Cheney, whose single constitutional duty is to serve as president of the Senate, holds that the vice president's office is not an "entity within the executive branch" and therefore not subject to annual reporting or periodic on-site inspections under the 1995 executive order, which President Bush updated four years ago.

The vice president has been refusing to cooperate with the National Archives office assigned to oversee the handling of classified data since 2003.

"We are confident that we are conducting the office properly under the law," said Lea Anne McBride, vice presidential spokeswoman.

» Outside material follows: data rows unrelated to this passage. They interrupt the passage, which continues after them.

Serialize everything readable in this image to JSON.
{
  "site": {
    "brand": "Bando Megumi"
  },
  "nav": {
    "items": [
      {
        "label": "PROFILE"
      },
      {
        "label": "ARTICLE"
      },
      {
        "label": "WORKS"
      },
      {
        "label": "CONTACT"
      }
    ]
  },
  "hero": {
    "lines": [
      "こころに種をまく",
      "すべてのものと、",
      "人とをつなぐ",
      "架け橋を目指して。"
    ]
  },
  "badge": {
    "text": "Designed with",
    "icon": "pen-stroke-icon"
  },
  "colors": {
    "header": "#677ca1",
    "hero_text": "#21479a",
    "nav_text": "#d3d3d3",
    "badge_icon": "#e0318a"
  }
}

Democrats took the opposite view. Henry A. Waxman, House Oversight Committee chairman, in a letter posted on the Internet yesterday, told Cheney it was "irresponsible" to reject security oversight.

"Your office may have the worst record in the executive branch for safeguarding classified information," the California Democrat wrote.

He cited the conviction of former top Cheney aide I. Lewis "Scooter" Libby for lying in the investigation into who leaked the identity of a CIA operative.

Waxman said he had learned that Cheney's office, in a move that "could be construed as retaliation," had tried to abolish the Information Security Oversight Office, the division of the National Archives set up to enforce safeguards for classified information in executive agencies.

Waxman said the oversight office head told congressional investigators the vice president's staff had not been successful.

Senate majority leader Harry Reid, Democrat of Nevada, when asked about Cheney's assertion that his office is part of the legislative branch, quipped, "I always thought that he was president of this administration."